Wild About the Midwest's Jurassic Park
By Katie Koch
Marquette Biological Station
Valerie Rose Redmond
In late September, U.S. Fish and Wildlife Service Migratory Bird Biologist Katie Koch embarked on a safari-like excursion through “The Wilds,” a reclaimed strip mine about two hours outside of Columbus, Ohio, home to 31 rare and endangered species from throughout the world and a surprisingly large population of grassland birds, including Henslow's Sparrows. The Wilds offers safari tours in open-air vehicles through open-range animal areas where visitors see rhinos and the Mid-Sized Carnivore Conservation Center.
With rhinos roaming freely and birds that share a close ancestral relationship to dinosaurs, The Wilds can be somewhat reminiscent of a certain movie set. “I have to admit that I felt a little like I was in the movie Jurassic Park, as staff from The Wilds drove us through gates and large fenced-in paddocks containing zebras, giraffes, red-crowned cranes, and Persian onagers,” said Koch.
Jurassic Park was one of the movies that reinforced Koch’s desire to become a biologist at an early age. “We even spotted a few migratory grassland birds and still-flowering native forbs amidst the herds of exotic mammals,” she said.
In addition to endangered species conservation, the area is being managed to restore ecological communities and maximize biodiversity. Some grassland bird research has also taken place there in recent past.
Grassland bird conservation is one of the Midwest Migratory Bird Program's highest priorities, and the Service has formed a working group through the Midwest Coordinated Bird Monitoring Partnership to advance grassland bird conservation and monitoring in a coordinated manner.
At the invitation of Amanda Conover, the Ohio Bird Conservation Initiative Coordinator, Koch traveled through rolling terrain and the Appalachian foothills to The Wilds. She also met with Ohio bird conservation partners.
The OBCI coordinates the diverse skills and resources of its voluntary partners to deliver the full spectrum of bird conservation in Ohio. “I was really impressed with how much progress they have made in their first year,” said Koch. Several highlights include public awareness projects such as Lights Out Columbus, Little Miami Display and Bird Feeding Station, as well as guiding conservation partners through the All Bird Conservation Plan.

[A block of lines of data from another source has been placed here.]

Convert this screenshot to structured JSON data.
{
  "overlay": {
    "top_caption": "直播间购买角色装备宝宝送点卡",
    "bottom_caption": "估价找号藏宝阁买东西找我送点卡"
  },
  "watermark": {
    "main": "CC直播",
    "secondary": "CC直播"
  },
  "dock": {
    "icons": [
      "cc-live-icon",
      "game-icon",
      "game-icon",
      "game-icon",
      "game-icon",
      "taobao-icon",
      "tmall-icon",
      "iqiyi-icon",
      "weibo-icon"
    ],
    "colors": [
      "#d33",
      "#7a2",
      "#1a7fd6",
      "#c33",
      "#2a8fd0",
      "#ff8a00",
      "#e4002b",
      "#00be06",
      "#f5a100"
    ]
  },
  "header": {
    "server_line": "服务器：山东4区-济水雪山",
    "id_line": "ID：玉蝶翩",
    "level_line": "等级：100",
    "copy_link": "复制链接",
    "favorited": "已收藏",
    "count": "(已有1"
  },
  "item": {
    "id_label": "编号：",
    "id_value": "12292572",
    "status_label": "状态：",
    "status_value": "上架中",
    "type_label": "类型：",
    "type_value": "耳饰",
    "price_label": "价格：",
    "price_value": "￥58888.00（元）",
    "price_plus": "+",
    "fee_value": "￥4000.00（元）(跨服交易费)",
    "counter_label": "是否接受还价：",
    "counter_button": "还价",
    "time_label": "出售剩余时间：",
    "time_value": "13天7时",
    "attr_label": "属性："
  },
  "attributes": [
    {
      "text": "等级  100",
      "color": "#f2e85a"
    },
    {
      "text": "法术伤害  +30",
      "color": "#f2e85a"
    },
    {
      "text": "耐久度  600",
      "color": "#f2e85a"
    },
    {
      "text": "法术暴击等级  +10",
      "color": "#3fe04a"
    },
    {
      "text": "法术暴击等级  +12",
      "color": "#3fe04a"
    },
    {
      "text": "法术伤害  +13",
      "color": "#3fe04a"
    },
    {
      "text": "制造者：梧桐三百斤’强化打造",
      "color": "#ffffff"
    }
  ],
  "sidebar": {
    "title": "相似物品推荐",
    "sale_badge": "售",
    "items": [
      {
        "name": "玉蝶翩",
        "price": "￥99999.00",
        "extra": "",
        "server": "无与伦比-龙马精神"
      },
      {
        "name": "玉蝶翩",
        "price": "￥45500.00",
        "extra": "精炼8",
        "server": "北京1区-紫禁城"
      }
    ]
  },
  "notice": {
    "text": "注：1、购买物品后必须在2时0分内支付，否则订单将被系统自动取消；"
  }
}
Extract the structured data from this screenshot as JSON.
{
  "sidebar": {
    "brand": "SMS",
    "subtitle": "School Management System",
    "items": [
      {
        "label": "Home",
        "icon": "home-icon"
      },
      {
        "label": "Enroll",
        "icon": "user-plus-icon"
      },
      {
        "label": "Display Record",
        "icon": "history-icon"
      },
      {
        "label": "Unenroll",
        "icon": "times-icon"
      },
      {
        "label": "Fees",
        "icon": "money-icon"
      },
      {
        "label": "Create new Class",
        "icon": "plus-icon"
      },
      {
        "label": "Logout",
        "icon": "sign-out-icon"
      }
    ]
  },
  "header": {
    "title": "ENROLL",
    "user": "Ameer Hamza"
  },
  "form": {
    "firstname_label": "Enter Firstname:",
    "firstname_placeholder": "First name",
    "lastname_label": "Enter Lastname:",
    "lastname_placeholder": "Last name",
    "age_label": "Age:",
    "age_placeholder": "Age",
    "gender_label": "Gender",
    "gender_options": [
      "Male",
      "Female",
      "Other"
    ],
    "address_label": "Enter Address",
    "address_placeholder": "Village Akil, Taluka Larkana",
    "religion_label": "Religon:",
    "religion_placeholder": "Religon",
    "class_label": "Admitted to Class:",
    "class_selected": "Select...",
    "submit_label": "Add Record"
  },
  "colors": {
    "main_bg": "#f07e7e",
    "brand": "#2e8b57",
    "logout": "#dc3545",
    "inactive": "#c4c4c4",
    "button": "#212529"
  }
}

Koch also visited with Ohio Division of Wildlife staff to learn more about their bird monitoring programs. She briefed them on the Midwest Coordinated Bird Monitoring Partnership and identified new opportunities for collaboration. In addition to grassland bird conservation, they have also helped pilot the National Secretive Marshbird Monitoring protocol and sampling design, conducted off-shore aerial surveys for non-breeding waterbirds to inform of wind power development around western Lake Erie, digitized and ground-truthed all of their Breeding Bird Survey route locations, and developed a land manager's guide for Cerulean Warblers and other young forest birds.
There was also discussion about the Midwest Avian Data Center http://data.prbo.org/partners/mwadc and how partners could contribute data, what decision support tools are readily available, and how they could continue to develop this web application.
Koch concluded her visit at the Grange Insurance Audubon Center in Columbus, Ohio, http://grangeinsuranceauduboncenter.org/ a LEED-certified enterprise that brings hands-on conservation and nature-based learning to a major American city (and a designated Important Bird Area). There she met with several Audubon staff to learn more about their local and statewide efforts in bird conservation and education and to identify ways to connect them with the Midwest Coordinated Bird Monitoring Partnership and Midwest Migratory Bird Program.
For more information about The Wilds visit http://www.thewilds.org/